**Data provided:**

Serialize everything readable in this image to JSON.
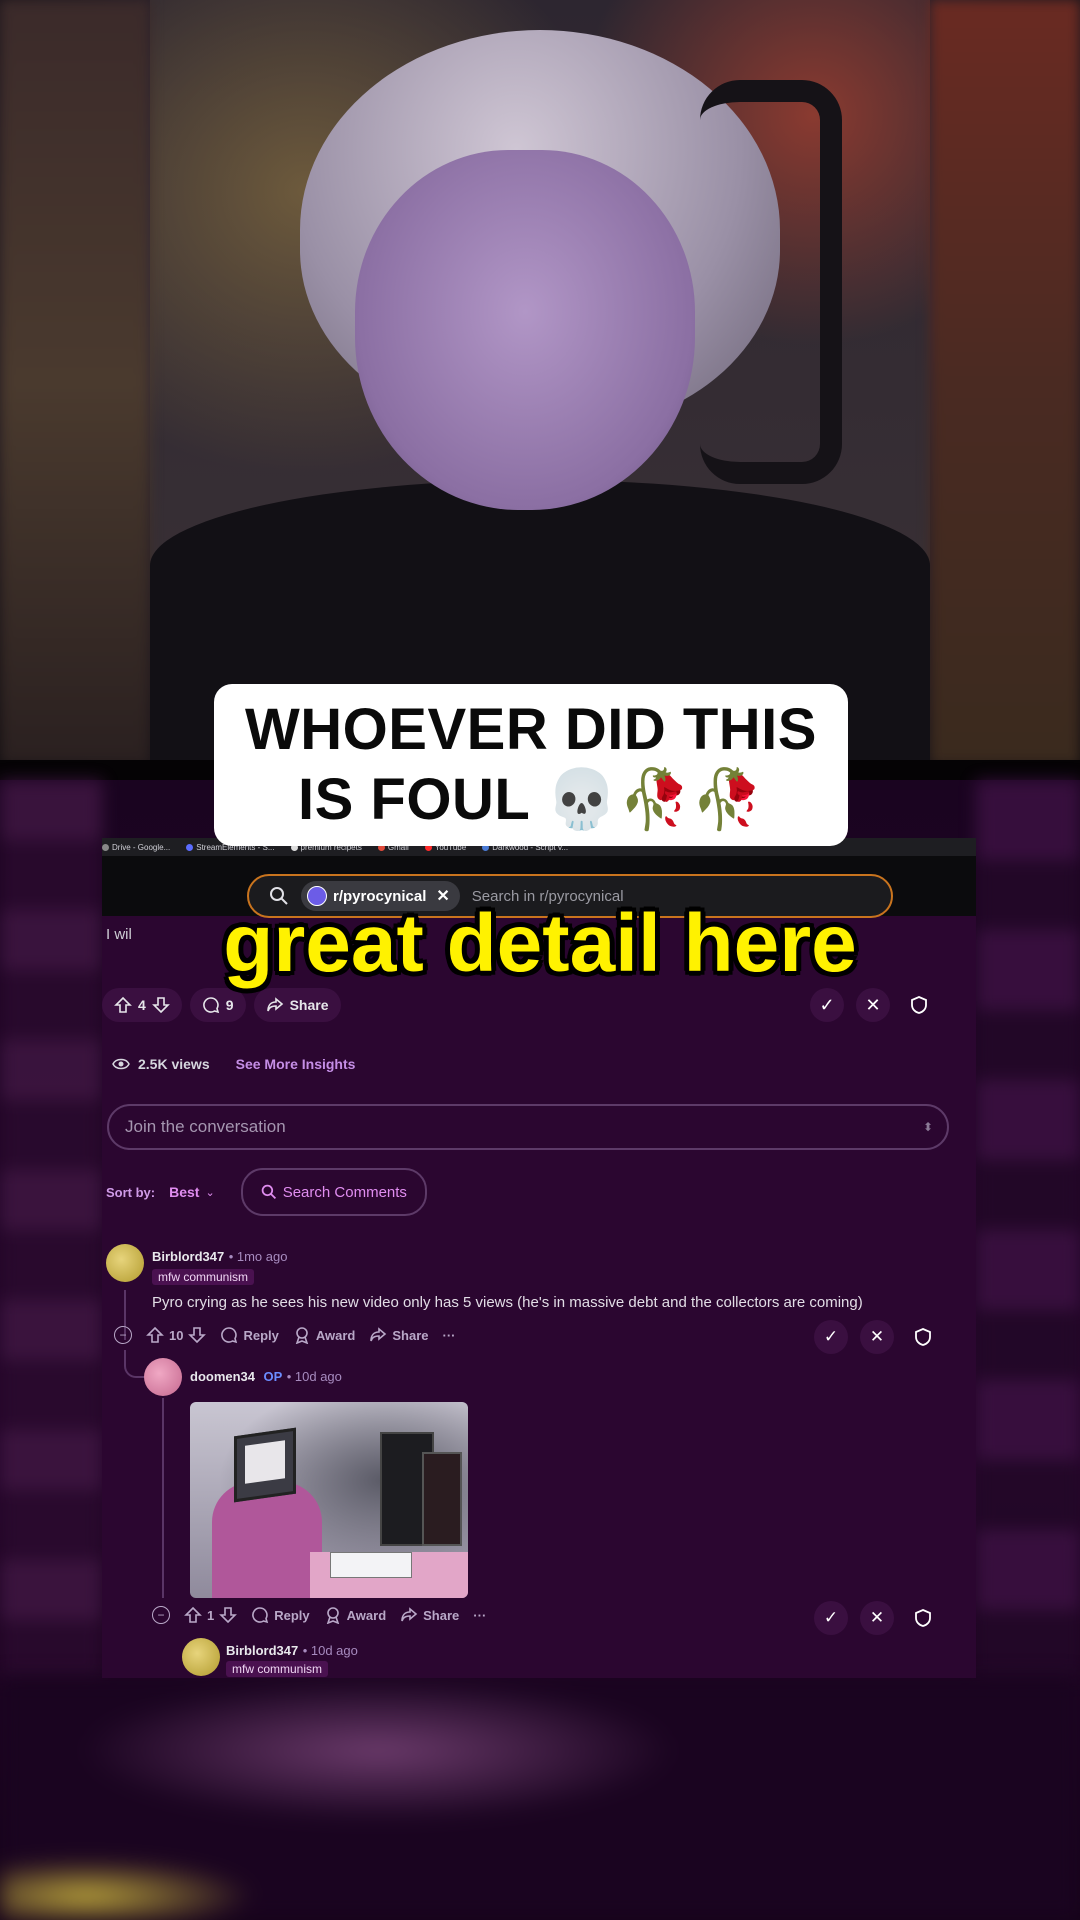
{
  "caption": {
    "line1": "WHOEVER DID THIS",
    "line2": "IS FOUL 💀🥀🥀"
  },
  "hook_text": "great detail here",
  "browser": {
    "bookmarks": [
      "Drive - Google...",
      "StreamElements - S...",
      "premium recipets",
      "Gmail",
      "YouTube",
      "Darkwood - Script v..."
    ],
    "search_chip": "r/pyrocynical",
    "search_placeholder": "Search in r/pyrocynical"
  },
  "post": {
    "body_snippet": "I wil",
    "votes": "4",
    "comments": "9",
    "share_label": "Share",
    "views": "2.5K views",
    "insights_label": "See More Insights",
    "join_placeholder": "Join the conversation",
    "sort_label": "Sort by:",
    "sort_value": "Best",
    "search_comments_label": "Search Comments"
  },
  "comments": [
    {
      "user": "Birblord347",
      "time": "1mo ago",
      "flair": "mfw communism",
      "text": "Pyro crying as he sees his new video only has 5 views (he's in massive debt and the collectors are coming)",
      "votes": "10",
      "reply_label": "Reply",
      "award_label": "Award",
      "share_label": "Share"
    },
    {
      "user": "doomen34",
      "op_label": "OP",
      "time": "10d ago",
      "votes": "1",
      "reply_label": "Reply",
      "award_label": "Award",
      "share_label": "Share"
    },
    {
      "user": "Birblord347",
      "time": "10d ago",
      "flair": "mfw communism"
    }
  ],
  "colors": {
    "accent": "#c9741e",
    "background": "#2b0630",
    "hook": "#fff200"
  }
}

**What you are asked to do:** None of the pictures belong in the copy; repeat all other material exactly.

**The answer:**
Serialize everything readable in this image to JSON.
{
  "caption": {
    "line1": "WHOEVER DID THIS",
    "line2": "IS FOUL 💀🥀🥀"
  },
  "hook_text": "great detail here",
  "browser": {
    "bookmarks": [
      "Drive - Google...",
      "StreamElements - S...",
      "premium recipets",
      "Gmail",
      "YouTube",
      "Darkwood - Script v..."
    ],
    "search_chip": "r/pyrocynical",
    "search_placeholder": "Search in r/pyrocynical"
  },
  "post": {
    "body_snippet": "I wil",
    "votes": "4",
    "comments": "9",
    "share_label": "Share",
    "views": "2.5K views",
    "insights_label": "See More Insights",
    "join_placeholder": "Join the conversation",
    "sort_label": "Sort by:",
    "sort_value": "Best",
    "search_comments_label": "Search Comments"
  },
  "comments": [
    {
      "user": "Birblord347",
      "time": "1mo ago",
      "flair": "mfw communism",
      "text": "Pyro crying as he sees his new video only has 5 views (he's in massive debt and the collectors are coming)",
      "votes": "10",
      "reply_label": "Reply",
      "award_label": "Award",
      "share_label": "Share"
    },
    {
      "user": "doomen34",
      "op_label": "OP",
      "time": "10d ago",
      "votes": "1",
      "reply_label": "Reply",
      "award_label": "Award",
      "share_label": "Share"
    },
    {
      "user": "Birblord347",
      "time": "10d ago",
      "flair": "mfw communism"
    }
  ],
  "colors": {
    "accent": "#c9741e",
    "background": "#2b0630",
    "hook": "#fff200"
  }
}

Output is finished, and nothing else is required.